Fresh off the Democratic capture of the U.S. House of Representatives, green groups with ties to wealthy anti-fossil fuel foundations are working to position climate change as a top priority despite very little traction for the issue on the campaign trail.

Members of Bill McKibben’s youth activist group Sunrise Movement have challenged Democratic leaders to take up plans for a “Green New Deal,” confronting top members of the House Democratic leadership in recent days.

Those efforts are being met with stiff resistance within the party and leading to a growing split over what to do on climate change. Polling revealed earlier in the year showed that climate change policies and environmental concerns had little effect on 2016 voting habits.

Nevertheless, in the waning days of 2018, activists tied to deep-pocketed foundations are hoping to reverse the narrative and make the issue a cornerstone of the new Congress with their inside-the-Beltway play.

That includes demonstrating in the office of U.S. Rep. Frank Pallone (D-N.J.), the next chairman of the House Energy and Commerce Committee, on behalf of the proposal by Rep.-elect Alexandria Ocasio-Cortez (D-N.Y.). Earlier this week, dozens of protesters were arrested following a similar demonstration in House Minority Leader Nancy Pelosi’s office.

Pelosi is calling for a House select committee on global warming, but activists are decrying the “toothless” move, as the committee would have no authority on legislation. At least four factions within the newly-elected Democratic majority are vying for power and leadership on the climate policy question, according to E&E News.

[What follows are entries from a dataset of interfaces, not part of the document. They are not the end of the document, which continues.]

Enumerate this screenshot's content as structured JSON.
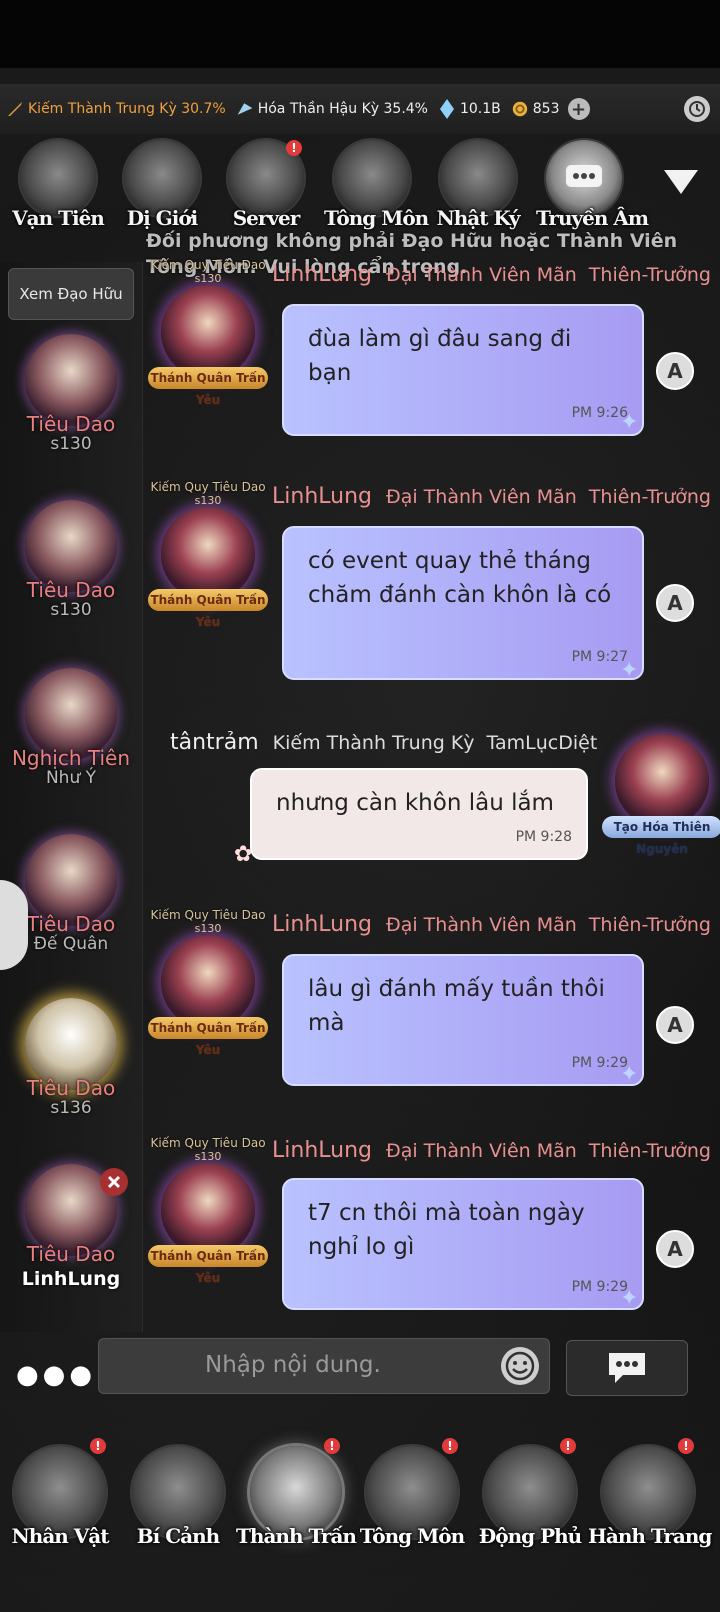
{
  "status": {
    "cultivation_1": "Kiếm Thành Trung Kỳ 30.7%",
    "cultivation_2": "Hóa Thần Hậu Kỳ 35.4%",
    "crystal": "10.1B",
    "coin": "853"
  },
  "top_tabs": [
    "Vạn Tiên",
    "Dị Giới",
    "Server",
    "Tông Môn",
    "Nhật Ký",
    "Truyền Âm"
  ],
  "notice": "Đối phương không phải Đạo Hữu hoặc Thành Viên Tông Môn. Vui lòng cẩn trọng.",
  "sidebar": {
    "view_friends": "Xem Đạo Hữu",
    "contacts": [
      {
        "rank": "Tiêu Dao",
        "sub": "s130"
      },
      {
        "rank": "Tiêu Dao",
        "sub": "s130"
      },
      {
        "rank": "Nghịch Tiên",
        "sub": "Như Ý"
      },
      {
        "rank": "Tiêu Dao",
        "sub": "Đế Quân"
      },
      {
        "rank": "Tiêu Dao",
        "sub": "s136"
      },
      {
        "rank": "Tiêu Dao",
        "sub": "",
        "name": "LinhLung"
      }
    ]
  },
  "messages": [
    {
      "title": "Kiếm Quy Tiêu Dao",
      "lvl": "s130",
      "banner": "Thánh Quân Trấn Yêu",
      "name": "LinhLung",
      "level": "Đại Thành Viên Mãn",
      "guild": "Thiên-Trưởng",
      "text": "đùa làm gì đâu sang đi bạn",
      "time": "PM 9:26"
    },
    {
      "title": "Kiếm Quy Tiêu Dao",
      "lvl": "s130",
      "banner": "Thánh Quân Trấn Yêu",
      "name": "LinhLung",
      "level": "Đại Thành Viên Mãn",
      "guild": "Thiên-Trưởng",
      "text": "có event quay thẻ tháng chăm đánh càn khôn là có",
      "time": "PM 9:27"
    },
    {
      "banner": "Tạo Hóa Thiên Nguyên",
      "name": "tântrảm",
      "level": "Kiếm Thành Trung Kỳ",
      "guild": "TamLụcDiệt",
      "text": "nhưng càn khôn lâu lắm",
      "time": "PM 9:28"
    },
    {
      "title": "Kiếm Quy Tiêu Dao",
      "lvl": "s130",
      "banner": "Thánh Quân Trấn Yêu",
      "name": "LinhLung",
      "level": "Đại Thành Viên Mãn",
      "guild": "Thiên-Trưởng",
      "text": "lâu gì đánh mấy tuần thôi mà",
      "time": "PM 9:29"
    },
    {
      "title": "Kiếm Quy Tiêu Dao",
      "lvl": "s130",
      "banner": "Thánh Quân Trấn Yêu",
      "name": "LinhLung",
      "level": "Đại Thành Viên Mãn",
      "guild": "Thiên-Trưởng",
      "text": "t7 cn thôi mà toàn ngày nghỉ lo gì",
      "time": "PM 9:29"
    }
  ],
  "input": {
    "placeholder": "Nhập nội dung."
  },
  "bottom_nav": [
    "Nhân Vật",
    "Bí Cảnh",
    "Thành Trấn",
    "Tông Môn",
    "Động Phủ",
    "Hành Trang"
  ],
  "colors": {
    "bubble_other": "#b0b0f5",
    "bubble_mine": "#f3e8e8",
    "name_color": "#e89090",
    "badge": "#e23b3b"
  }
}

Before the election, the Democratic National Committee welcomed donations from the fossil fuel industry after reversing a decision to ban donations from the industry.

Cortez, who outlined the “Green New Deal” plan on her website, and Sunrise Movement activists believe that calling for 100 percent renewables, “deep decarbonization” through emissions reductions in manufacturing, agricultural, and other industries, and a national jobs program now will give them a leg up ahead of 2021, when they hope that remaining barriers to their plan will be eliminated by 2020 election results.

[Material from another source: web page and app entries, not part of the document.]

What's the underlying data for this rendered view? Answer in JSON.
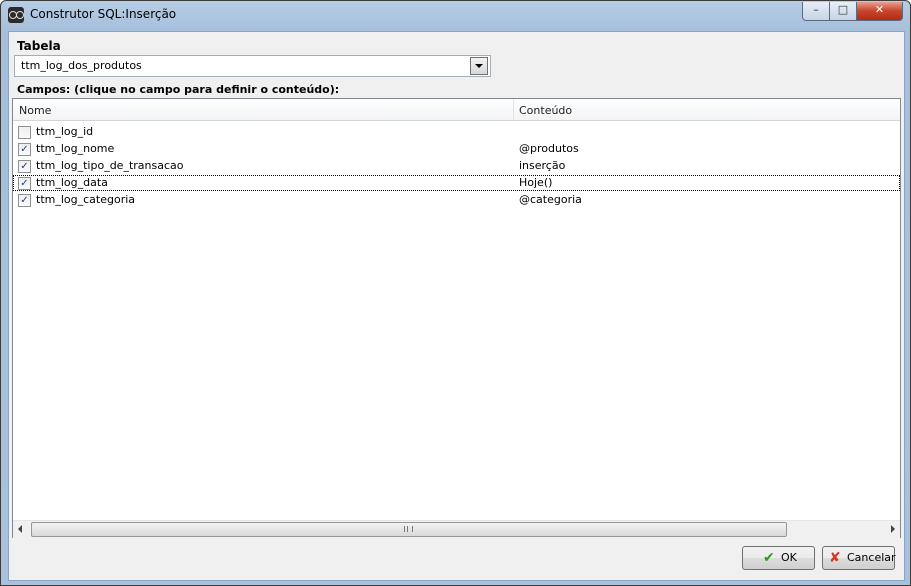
{
  "window": {
    "title": "Construtor SQL:Inserção",
    "app_icon": "sql-builder-icon",
    "controls": {
      "minimize": "–",
      "maximize": "□",
      "close": "✕"
    }
  },
  "table_section": {
    "label": "Tabela",
    "selected": "ttm_log_dos_produtos"
  },
  "fields_section": {
    "label": "Campos: (clique no campo para definir o conteúdo):",
    "columns": {
      "name": "Nome",
      "content": "Conteúdo"
    },
    "rows": [
      {
        "checked": false,
        "name": "ttm_log_id",
        "content": ""
      },
      {
        "checked": true,
        "name": "ttm_log_nome",
        "content": "@produtos"
      },
      {
        "checked": true,
        "name": "ttm_log_tipo_de_transacao",
        "content": "inserção"
      },
      {
        "checked": true,
        "name": "ttm_log_data",
        "content": "Hoje()",
        "focused": true
      },
      {
        "checked": true,
        "name": "ttm_log_categoria",
        "content": "@categoria"
      }
    ]
  },
  "buttons": {
    "ok": "OK",
    "cancel": "Cancelar"
  },
  "icons": {
    "ok": "checkmark-icon",
    "cancel": "x-icon"
  }
}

Not everyone is on board with the plans pushed by Cortez and Sunrise, even if they agree on the outcomes, said Paul Bledsoe, an energy fellow at the Progressive Policy Institute, and a Clinton administration official.

“Democrats are united in decarbonizing our economy and addressing climate change in stark contrast to Republicans. But House leaders have to be strategic in how they approach climate change,” he said. “Impossible-to-reach targets will only disappoint.”

According to Politico, Sunrise Movement activists organized the demonstration. Varshini Prakash, a veteran of the divestment movement and founder of the Sunrise Movement, said that work must be done.

“We don’t anticipate being able to ram any legislation through this election cycle considering Trump is in the presidency and the Senate is controlled by the climate-denying GOP, but we really need to lay out the groundwork now,” said Prakash. “If we delay another two years to draft the plans and start to build the political will and public consensus around the solutions, we will be well behind our timeline and that’s a death sentence for our generation.

Prakash is a product of the divestment movement with ties to groups receiving grants from and Open Society Foundations. A review of records shows the U.S. Climate Action Network (USCAN) lists Sunrise as a member of its network, as well as, Ceres, Climate Hawks Vote, Environmental Defense Fund, Greenpeace, League of Conservation Voters and others.

The Sunrise Movement is registered as a 501(c)4, and launched with the goal of influencing the 2018 midterm elections, heavily emphasizing climate policies, and uniting volunteers and staff from the divestment movement and protests against the Dakota Access Pipeline.

“Back in 2015, a bunch of us were working in different parts of the climate movement. Some of us were leading campus-based fossil fuel divestment campaigns working to stigmatize the fossil fuel industry and revoke its social license to act. Others were figuring out how to build political power in red and purple states. And another set of us were working on place-based extraction or pollution fights,” Sunrise’s Prakash told the online magazine Waging Nonviolence in 2017. “What we all had in common is that we found ourselves asking one question again and again: Are we enough? Are we building the movement we need to stop the climate crisis? Are we getting active participation by the millions? Are we winning? Clearly, the answer was no. So, a group of us coalesced around a singular objective: to build a mass popular movement capable of ending Big Oil’s assault on our climate, economy and democracy.”

Sunrise is backing a push against all oil and gas projects and policies, and for candidates and officeholders to reject money from the industry, which is one of the reasons they targeted Pallone, who said he would review the group’s request for pledging not to take money.

The group’s aims go further than simply funding pledges or aspirational goals like a “new deal” on green projects.

“A transition to a 100% renewable energy economy, an immediate halt on all new fossil fuel projects, the break-up of the large energy monopolies and a transition to local, democratic control over our energy system,” the group writes. By vowing to only support candidates who “refuse to take any money from the oil, gas and coal industry,” the group hopes to push elected officials away—to divest—from any connection to the industry.